Task item: The listing that follows must be retyped in full, exactly.

Available data:

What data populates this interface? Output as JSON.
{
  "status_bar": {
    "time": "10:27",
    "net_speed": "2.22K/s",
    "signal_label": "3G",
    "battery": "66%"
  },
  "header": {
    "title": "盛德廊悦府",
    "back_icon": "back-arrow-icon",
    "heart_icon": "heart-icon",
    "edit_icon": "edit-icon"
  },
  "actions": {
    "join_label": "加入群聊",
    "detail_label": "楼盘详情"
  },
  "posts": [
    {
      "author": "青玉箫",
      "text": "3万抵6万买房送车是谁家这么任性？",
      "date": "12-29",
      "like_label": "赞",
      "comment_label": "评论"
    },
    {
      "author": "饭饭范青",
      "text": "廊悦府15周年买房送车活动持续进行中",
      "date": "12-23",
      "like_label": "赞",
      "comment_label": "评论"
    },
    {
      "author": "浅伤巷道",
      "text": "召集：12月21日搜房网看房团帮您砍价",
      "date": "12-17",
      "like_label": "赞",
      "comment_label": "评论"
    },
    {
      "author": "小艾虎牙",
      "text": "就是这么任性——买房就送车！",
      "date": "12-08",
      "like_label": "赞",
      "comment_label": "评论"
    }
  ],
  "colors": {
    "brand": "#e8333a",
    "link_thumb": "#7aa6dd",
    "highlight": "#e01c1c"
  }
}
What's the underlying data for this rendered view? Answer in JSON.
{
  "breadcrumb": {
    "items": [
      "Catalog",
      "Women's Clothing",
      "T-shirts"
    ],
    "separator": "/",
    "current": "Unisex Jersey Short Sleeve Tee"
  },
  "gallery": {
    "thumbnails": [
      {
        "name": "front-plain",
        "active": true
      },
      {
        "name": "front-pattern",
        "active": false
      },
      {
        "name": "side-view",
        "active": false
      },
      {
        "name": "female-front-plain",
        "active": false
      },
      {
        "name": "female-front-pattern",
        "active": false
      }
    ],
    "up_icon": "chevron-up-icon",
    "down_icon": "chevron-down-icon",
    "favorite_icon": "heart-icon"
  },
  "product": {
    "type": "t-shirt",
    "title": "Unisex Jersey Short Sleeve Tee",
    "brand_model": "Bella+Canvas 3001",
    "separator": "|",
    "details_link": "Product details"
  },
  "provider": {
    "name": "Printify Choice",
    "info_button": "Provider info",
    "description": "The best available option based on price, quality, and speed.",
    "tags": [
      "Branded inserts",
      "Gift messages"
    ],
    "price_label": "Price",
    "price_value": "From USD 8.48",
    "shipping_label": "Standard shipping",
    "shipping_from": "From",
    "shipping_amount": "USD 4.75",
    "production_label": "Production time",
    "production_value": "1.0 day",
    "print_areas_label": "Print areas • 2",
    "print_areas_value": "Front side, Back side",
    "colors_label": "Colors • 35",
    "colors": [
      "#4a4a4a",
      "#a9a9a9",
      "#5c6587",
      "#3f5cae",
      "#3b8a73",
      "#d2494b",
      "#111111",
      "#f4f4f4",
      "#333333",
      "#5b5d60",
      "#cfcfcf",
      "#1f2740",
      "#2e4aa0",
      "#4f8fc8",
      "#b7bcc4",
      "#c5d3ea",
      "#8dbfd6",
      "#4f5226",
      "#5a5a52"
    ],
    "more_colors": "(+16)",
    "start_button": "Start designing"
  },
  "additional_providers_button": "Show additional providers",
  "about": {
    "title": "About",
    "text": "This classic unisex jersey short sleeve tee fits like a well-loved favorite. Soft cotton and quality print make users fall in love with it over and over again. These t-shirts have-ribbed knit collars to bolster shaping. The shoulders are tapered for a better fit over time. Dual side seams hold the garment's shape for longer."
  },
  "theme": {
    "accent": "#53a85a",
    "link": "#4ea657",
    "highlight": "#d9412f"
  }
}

Response box:
What data populates this interface? Output as JSON.
{
  "status_bar": {
    "time": "10:27",
    "net_speed": "2.22K/s",
    "signal_label": "3G",
    "battery": "66%"
  },
  "header": {
    "title": "盛德廊悦府",
    "back_icon": "back-arrow-icon",
    "heart_icon": "heart-icon",
    "edit_icon": "edit-icon"
  },
  "actions": {
    "join_label": "加入群聊",
    "detail_label": "楼盘详情"
  },
  "posts": [
    {
      "author": "青玉箫",
      "text": "3万抵6万买房送车是谁家这么任性？",
      "date": "12-29",
      "like_label": "赞",
      "comment_label": "评论"
    },
    {
      "author": "饭饭范青",
      "text": "廊悦府15周年买房送车活动持续进行中",
      "date": "12-23",
      "like_label": "赞",
      "comment_label": "评论"
    },
    {
      "author": "浅伤巷道",
      "text": "召集：12月21日搜房网看房团帮您砍价",
      "date": "12-17",
      "like_label": "赞",
      "comment_label": "评论"
    },
    {
      "author": "小艾虎牙",
      "text": "就是这么任性——买房就送车！",
      "date": "12-08",
      "like_label": "赞",
      "comment_label": "评论"
    }
  ],
  "colors": {
    "brand": "#e8333a",
    "link_thumb": "#7aa6dd",
    "highlight": "#e01c1c"
  }
}
What's the underlying data for this rendered view? Answer in JSON.
{
  "breadcrumb": {
    "items": [
      "Catalog",
      "Women's Clothing",
      "T-shirts"
    ],
    "separator": "/",
    "current": "Unisex Jersey Short Sleeve Tee"
  },
  "gallery": {
    "thumbnails": [
      {
        "name": "front-plain",
        "active": true
      },
      {
        "name": "front-pattern",
        "active": false
      },
      {
        "name": "side-view",
        "active": false
      },
      {
        "name": "female-front-plain",
        "active": false
      },
      {
        "name": "female-front-pattern",
        "active": false
      }
    ],
    "up_icon": "chevron-up-icon",
    "down_icon": "chevron-down-icon",
    "favorite_icon": "heart-icon"
  },
  "product": {
    "type": "t-shirt",
    "title": "Unisex Jersey Short Sleeve Tee",
    "brand_model": "Bella+Canvas 3001",
    "separator": "|",
    "details_link": "Product details"
  },
  "provider": {
    "name": "Printify Choice",
    "info_button": "Provider info",
    "description": "The best available option based on price, quality, and speed.",
    "tags": [
      "Branded inserts",
      "Gift messages"
    ],
    "price_label": "Price",
    "price_value": "From USD 8.48",
    "shipping_label": "Standard shipping",
    "shipping_from": "From",
    "shipping_amount": "USD 4.75",
    "production_label": "Production time",
    "production_value": "1.0 day",
    "print_areas_label": "Print areas • 2",
    "print_areas_value": "Front side, Back side",
    "colors_label": "Colors • 35",
    "colors": [
      "#4a4a4a",
      "#a9a9a9",
      "#5c6587",
      "#3f5cae",
      "#3b8a73",
      "#d2494b",
      "#111111",
      "#f4f4f4",
      "#333333",
      "#5b5d60",
      "#cfcfcf",
      "#1f2740",
      "#2e4aa0",
      "#4f8fc8",
      "#b7bcc4",
      "#c5d3ea",
      "#8dbfd6",
      "#4f5226",
      "#5a5a52"
    ],
    "more_colors": "(+16)",
    "start_button": "Start designing"
  },
  "additional_providers_button": "Show additional providers",
  "about": {
    "title": "About",
    "text": "This classic unisex jersey short sleeve tee fits like a well-loved favorite. Soft cotton and quality print make users fall in love with it over and over again. These t-shirts have-ribbed knit collars to bolster shaping. The shoulders are tapered for a better fit over time. Dual side seams hold the garment's shape for longer."
  },
  "theme": {
    "accent": "#53a85a",
    "link": "#4ea657",
    "highlight": "#d9412f"
  }
}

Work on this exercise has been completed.